Since 2015, Fiat Powertrain manufactures two all-new V6 engines for the Alfa Romeo Giulia (952), a more mainstream 60° V6 engine in its Termoli plant and the Ferrari-derived 90° V6 Biturbo Quadrifoglio Verde engine.
- "1991 Alfa Romeo 164 V6 Turbo". carfolio.com/. Retrieved 2009-06-25.
- "1997 Alfa Romeo GTV 2.0 Turbo". http://www.carfolio. Retrieved 2009-06-25. External link in
- "1998 Alfa Romeo 166 2.0 V6 Turbo". www.carfolio.com.
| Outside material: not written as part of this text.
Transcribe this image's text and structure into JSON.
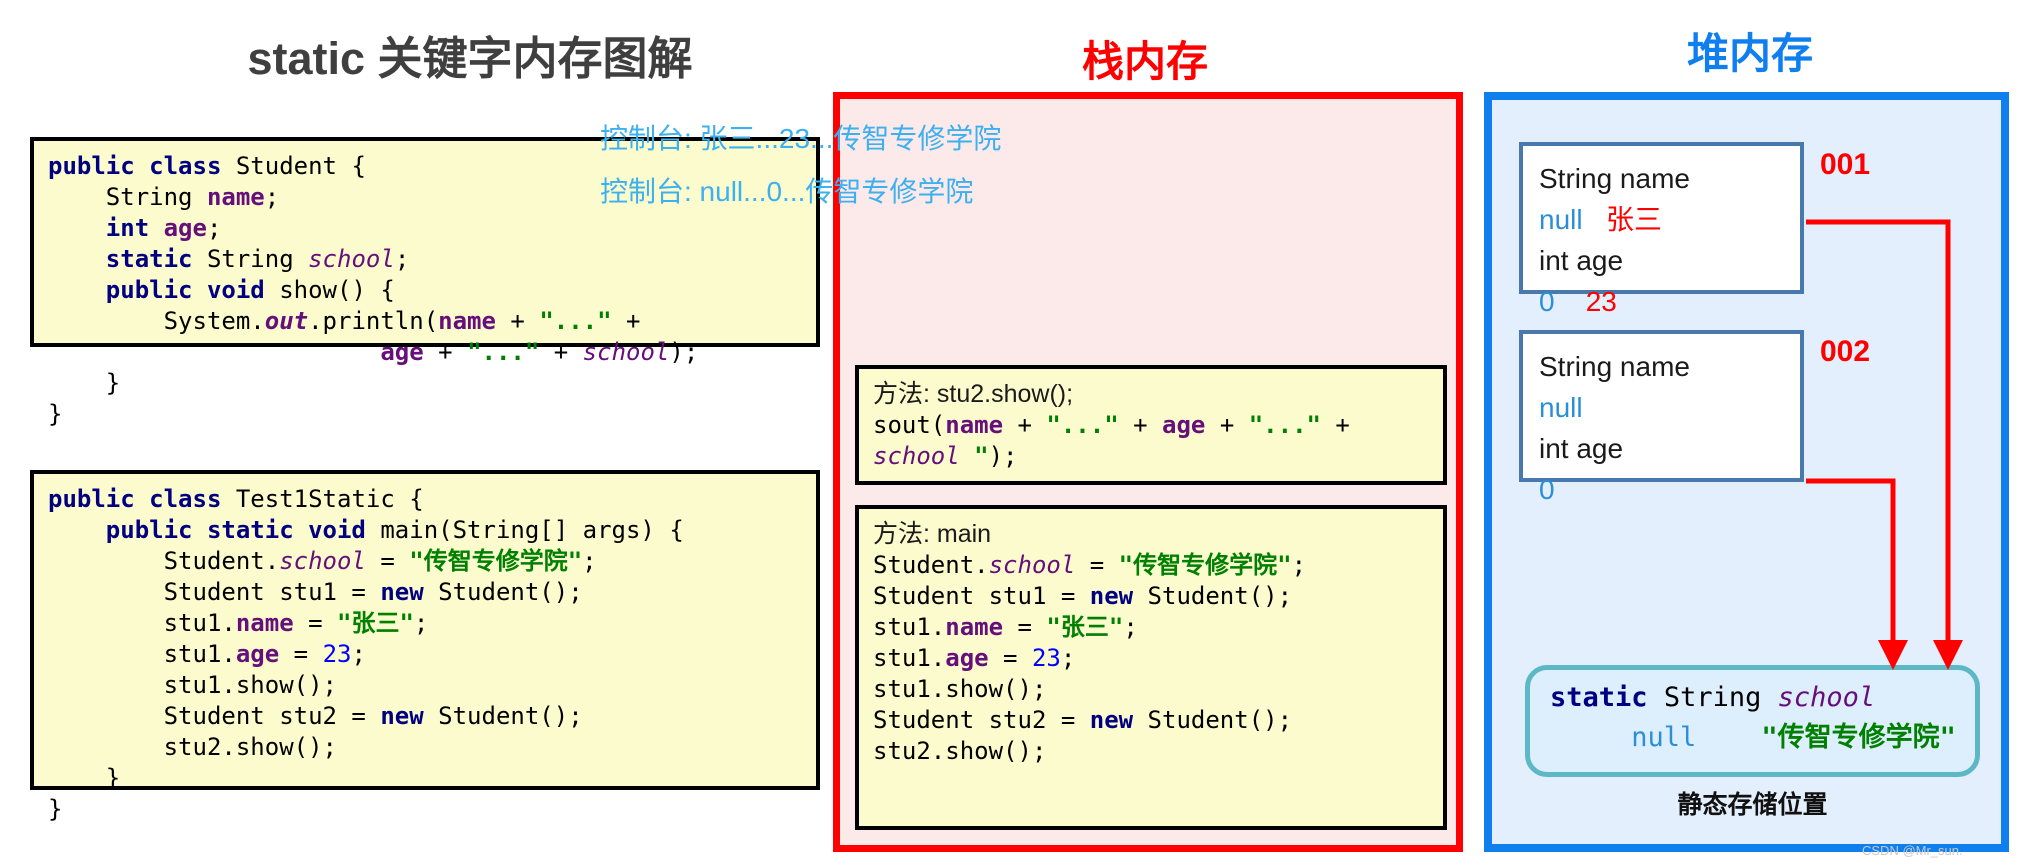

Retrieved 2009-06-25.
- Jan Norbye (1981). "Engine Weight FYI". Complete Handbook of Automotive Power Trains. Retrieved 2007-12-20.
- "Last run wins King of the Mountain". iol.co.za. 2006. Retrieved 2012-06-10.
- "Hawk HF2000/HF3000 Series". hawkcars.co.uk. Retrieved 2009-04-05.
- "DAX Rush Specifications". daxbenelux.com. Archived from the original on 27 February 2009. Retrieved 2009-04-05.
- "Gillett Vertigo Streiff: A body to match its Alfa Romeo heart". autoblog.com. Retrieved 2009-04-05.
- EVO Magazine August 2011 page 77
- "Rayton Fissore Magnum V6 (1987–1989)". 4rouesmotrices.com (in French). Retrieved 2010-05-09.
- "TECHNICAL SPECIFICIFICATIONS". alfisti.ru. Archived from the original on 10 March 2008. Retrieved 2008-01-28.
- "Alfa Romeo 147 GTA". www.italiaspeed.com. Retrieved 2008-01-28.
- "News 25.02.2005". italiaspeed.com. Retrieved 2008-01-07.
- "Ad Arese in via di smantellamento la linea di produzione del "6 cilindri"". www2.rdbcub.it (in Italian). Retrieved 2009-05-01.
- "LA COSWORTH AD ARESE". archivio.lastampa.it (in Italian). Retrieved 2009-05-01.
- "Alfa 147 GTA". alfaromeo.co.nz. Retrieved 2009-05-01.
- The Alfa Romeo V6 Engine High-Performance Manual, Jim Kartalamakis, Veloce Publishing, ISBN 978-1-84584-021-1.